Now we can apply the trick of taking the conjugate complex derivative (reference) w.r.t. $W^H$:

$$\frac{\partial\epsilon}{\partial W^H} = WXX^H - YX^H$$

Setting the derivative to zero gives the solution

$$W=YX^H(XX^H)^{-1}$$

assuming $(XX^H)^{-1}$ exists.

EDIT: just an additional simple example to show how the trick with the conjugate derivative works when solving for an unknown complex vector (instead of a matrix). In this case we get a well-known result:

Assume we have an overdetermined system of complex linear equations

$$Ax=b$$

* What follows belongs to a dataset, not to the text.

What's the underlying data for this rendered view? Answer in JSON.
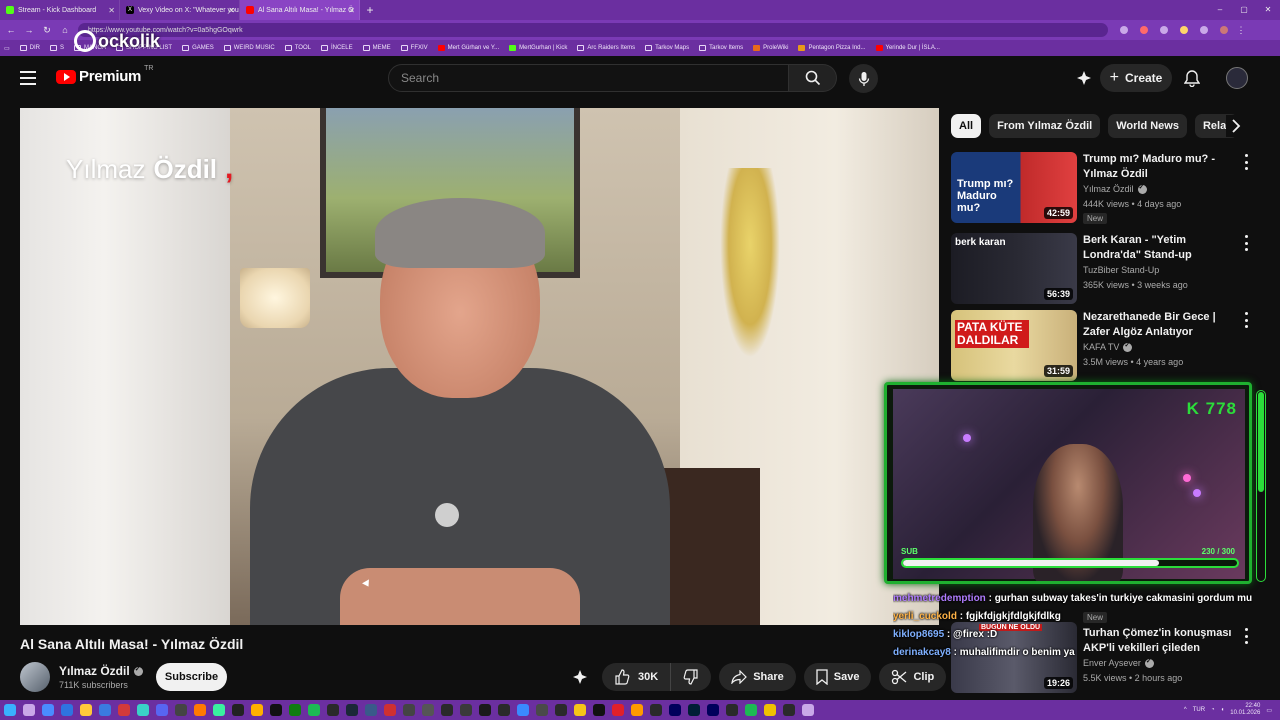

where $A$ is $m\times n$, $m>n$, $x$ is $n\times 1$, and $b$ is $m\times 1$. Minimizing the squared error

$$\epsilon=(Ax-b)^H(Ax-b)=x^HA^HAx - x^HA^Hb-b^HAx+b^Hb$$

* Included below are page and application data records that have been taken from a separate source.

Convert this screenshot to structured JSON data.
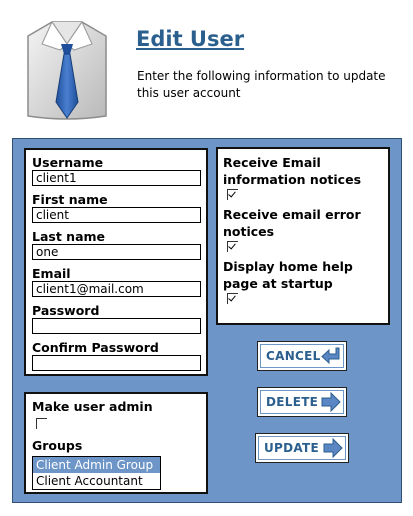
{
  "header": {
    "title": "Edit User",
    "subtitle": "Enter the following information to update this user account"
  },
  "user_form": {
    "username_label": "Username",
    "username_value": "client1",
    "firstname_label": "First name",
    "firstname_value": "client",
    "lastname_label": "Last name",
    "lastname_value": "one",
    "email_label": "Email",
    "email_value": "client1@mail.com",
    "password_label": "Password",
    "password_value": "",
    "confirm_label": "Confirm Password",
    "confirm_value": ""
  },
  "notifications": {
    "info_label": "Receive Email information notices",
    "info_checked": true,
    "error_label": "Receive email error notices",
    "error_checked": true,
    "help_label": "Display home help page at startup",
    "help_checked": true
  },
  "admin": {
    "admin_label": "Make user admin",
    "admin_checked": false,
    "groups_label": "Groups",
    "groups": [
      {
        "name": "Client Admin Group",
        "selected": true
      },
      {
        "name": "Client Accountant",
        "selected": false
      }
    ]
  },
  "buttons": {
    "cancel": "CANCEL",
    "delete": "DELETE",
    "update": "UPDATE"
  },
  "colors": {
    "panel_bg": "#6d95c8",
    "title": "#2b5f8e",
    "selected_bg": "#6d95c8"
  },
  "icons": {
    "header": "shirt-tie-icon",
    "cancel": "return-arrow-icon",
    "delete": "right-arrow-icon",
    "update": "right-arrow-icon"
  }
}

by taking the derivative w.r.t. $x^H$ and equating it with zero gives

$$A^HAx-A^Hb=0$$

which leads to the well-known Moore-Penrose pseudoinverse:

$$x=(A^HA)^{-1}A^Hb$$

EDIT 2: Let's have a look at two little examples showing that it is correct to regard a complex variable $z=z_R+iz_I$ as constant when taking the derivative w.r.t. $z^*$. The conjugate derivative is defined as (ref.)

$$\frac{\partial f}{\partial z^*}=\frac{1}{2}\left [\frac{\partial f}{\partial z_R} +i\frac{\partial f}{\partial z_I} \right]$$

For $f=z$ we get

$$\frac{\partial f}{\partial z^*}= \frac{1}{2}\left [\frac{\partial (z_R+iz_I)}{\partial z_R} +i\frac{\partial (z_R+iz_I)}{\partial z_I} \right]=\frac{1}{2}(1+i^2)=0$$

For $f=zz^*$ we have

$$\frac{\partial f}{\partial z^*}= \frac{1}{2}\left [\frac{\partial (z_R^2+z_I^2)}{\partial z_R} +i\frac{\partial (z_R^2+z_I^2)}{\partial z_I} \right]=\frac{1}{2}(2z_R+2iz_I)=z$$

• This seems like it's kind of cheating though..... :P I see you've gotten the "correct" answer, but modifying an entry in $W$ will certainly modify it in $W^H$ and vice versa, therefore I don't see how we can ignore one or the other as a "constant" – staticfloat May 16 '13 at 21:49
• As I said, it's a pure formalism but it gives the correct result. It has to do with the fact that the function to be minimized is real-valued. In this case the complex gradient is given by the derivative w.r.t. the complex conjugate variable matrix. I actually found an online reference here. Check out section 4! – Matt L. May 16 '13 at 21:55
• I've added a simple example with a well-known solution to my answer to make the method a bit more believable ... – Matt L. May 16 '13 at 22:35
• You've worked hard for this acceptance, thank you for your effort! – staticfloat May 17 '13 at 22:02